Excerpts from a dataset
--

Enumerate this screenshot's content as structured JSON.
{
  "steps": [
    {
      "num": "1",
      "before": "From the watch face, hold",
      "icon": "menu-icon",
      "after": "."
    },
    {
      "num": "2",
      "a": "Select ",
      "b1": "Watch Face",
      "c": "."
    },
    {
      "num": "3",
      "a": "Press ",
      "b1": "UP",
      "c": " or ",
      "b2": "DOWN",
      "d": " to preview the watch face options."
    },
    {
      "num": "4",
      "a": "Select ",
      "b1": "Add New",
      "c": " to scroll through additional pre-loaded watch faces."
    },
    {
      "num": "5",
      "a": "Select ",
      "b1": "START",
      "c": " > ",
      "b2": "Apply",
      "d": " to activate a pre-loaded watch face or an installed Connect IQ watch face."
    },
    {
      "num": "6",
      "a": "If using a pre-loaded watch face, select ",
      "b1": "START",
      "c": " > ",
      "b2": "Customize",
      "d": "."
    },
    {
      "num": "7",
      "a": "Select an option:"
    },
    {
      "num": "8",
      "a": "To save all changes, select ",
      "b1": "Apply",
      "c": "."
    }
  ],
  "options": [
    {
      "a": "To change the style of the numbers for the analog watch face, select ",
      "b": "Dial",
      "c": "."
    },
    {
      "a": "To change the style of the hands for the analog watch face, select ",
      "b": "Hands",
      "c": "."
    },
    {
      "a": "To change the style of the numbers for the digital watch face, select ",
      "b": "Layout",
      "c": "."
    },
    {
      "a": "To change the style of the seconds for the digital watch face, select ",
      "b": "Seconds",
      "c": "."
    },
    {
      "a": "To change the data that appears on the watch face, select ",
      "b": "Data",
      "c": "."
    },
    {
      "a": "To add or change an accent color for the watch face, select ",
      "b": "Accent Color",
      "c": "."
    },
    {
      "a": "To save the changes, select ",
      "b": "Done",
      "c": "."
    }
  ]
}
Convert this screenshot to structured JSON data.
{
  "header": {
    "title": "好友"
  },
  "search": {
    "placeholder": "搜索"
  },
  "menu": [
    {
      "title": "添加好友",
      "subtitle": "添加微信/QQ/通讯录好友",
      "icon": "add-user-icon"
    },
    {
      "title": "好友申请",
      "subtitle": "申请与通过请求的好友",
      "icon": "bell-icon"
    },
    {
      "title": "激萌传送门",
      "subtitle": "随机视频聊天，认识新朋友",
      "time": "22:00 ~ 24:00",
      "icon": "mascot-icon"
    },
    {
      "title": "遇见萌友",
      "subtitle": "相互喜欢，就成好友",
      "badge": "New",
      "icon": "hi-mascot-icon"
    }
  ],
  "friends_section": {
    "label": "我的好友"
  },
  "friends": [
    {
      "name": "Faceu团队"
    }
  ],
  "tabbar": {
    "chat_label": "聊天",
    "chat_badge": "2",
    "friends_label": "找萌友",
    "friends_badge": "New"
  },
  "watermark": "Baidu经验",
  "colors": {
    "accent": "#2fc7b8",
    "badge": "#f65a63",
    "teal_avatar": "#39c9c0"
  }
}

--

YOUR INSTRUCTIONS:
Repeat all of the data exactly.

EXERCISE ANSWER:
Enumerate this screenshot's content as structured JSON.
{
  "steps": [
    {
      "num": "1",
      "before": "From the watch face, hold",
      "icon": "menu-icon",
      "after": "."
    },
    {
      "num": "2",
      "a": "Select ",
      "b1": "Watch Face",
      "c": "."
    },
    {
      "num": "3",
      "a": "Press ",
      "b1": "UP",
      "c": " or ",
      "b2": "DOWN",
      "d": " to preview the watch face options."
    },
    {
      "num": "4",
      "a": "Select ",
      "b1": "Add New",
      "c": " to scroll through additional pre-loaded watch faces."
    },
    {
      "num": "5",
      "a": "Select ",
      "b1": "START",
      "c": " > ",
      "b2": "Apply",
      "d": " to activate a pre-loaded watch face or an installed Connect IQ watch face."
    },
    {
      "num": "6",
      "a": "If using a pre-loaded watch face, select ",
      "b1": "START",
      "c": " > ",
      "b2": "Customize",
      "d": "."
    },
    {
      "num": "7",
      "a": "Select an option:"
    },
    {
      "num": "8",
      "a": "To save all changes, select ",
      "b1": "Apply",
      "c": "."
    }
  ],
  "options": [
    {
      "a": "To change the style of the numbers for the analog watch face, select ",
      "b": "Dial",
      "c": "."
    },
    {
      "a": "To change the style of the hands for the analog watch face, select ",
      "b": "Hands",
      "c": "."
    },
    {
      "a": "To change the style of the numbers for the digital watch face, select ",
      "b": "Layout",
      "c": "."
    },
    {
      "a": "To change the style of the seconds for the digital watch face, select ",
      "b": "Seconds",
      "c": "."
    },
    {
      "a": "To change the data that appears on the watch face, select ",
      "b": "Data",
      "c": "."
    },
    {
      "a": "To add or change an accent color for the watch face, select ",
      "b": "Accent Color",
      "c": "."
    },
    {
      "a": "To save the changes, select ",
      "b": "Done",
      "c": "."
    }
  ]
}
Convert this screenshot to structured JSON data.
{
  "header": {
    "title": "好友"
  },
  "search": {
    "placeholder": "搜索"
  },
  "menu": [
    {
      "title": "添加好友",
      "subtitle": "添加微信/QQ/通讯录好友",
      "icon": "add-user-icon"
    },
    {
      "title": "好友申请",
      "subtitle": "申请与通过请求的好友",
      "icon": "bell-icon"
    },
    {
      "title": "激萌传送门",
      "subtitle": "随机视频聊天，认识新朋友",
      "time": "22:00 ~ 24:00",
      "icon": "mascot-icon"
    },
    {
      "title": "遇见萌友",
      "subtitle": "相互喜欢，就成好友",
      "badge": "New",
      "icon": "hi-mascot-icon"
    }
  ],
  "friends_section": {
    "label": "我的好友"
  },
  "friends": [
    {
      "name": "Faceu团队"
    }
  ],
  "tabbar": {
    "chat_label": "聊天",
    "chat_badge": "2",
    "friends_label": "找萌友",
    "friends_badge": "New"
  },
  "watermark": "Baidu经验",
  "colors": {
    "accent": "#2fc7b8",
    "badge": "#f65a63",
    "teal_avatar": "#39c9c0"
  }
}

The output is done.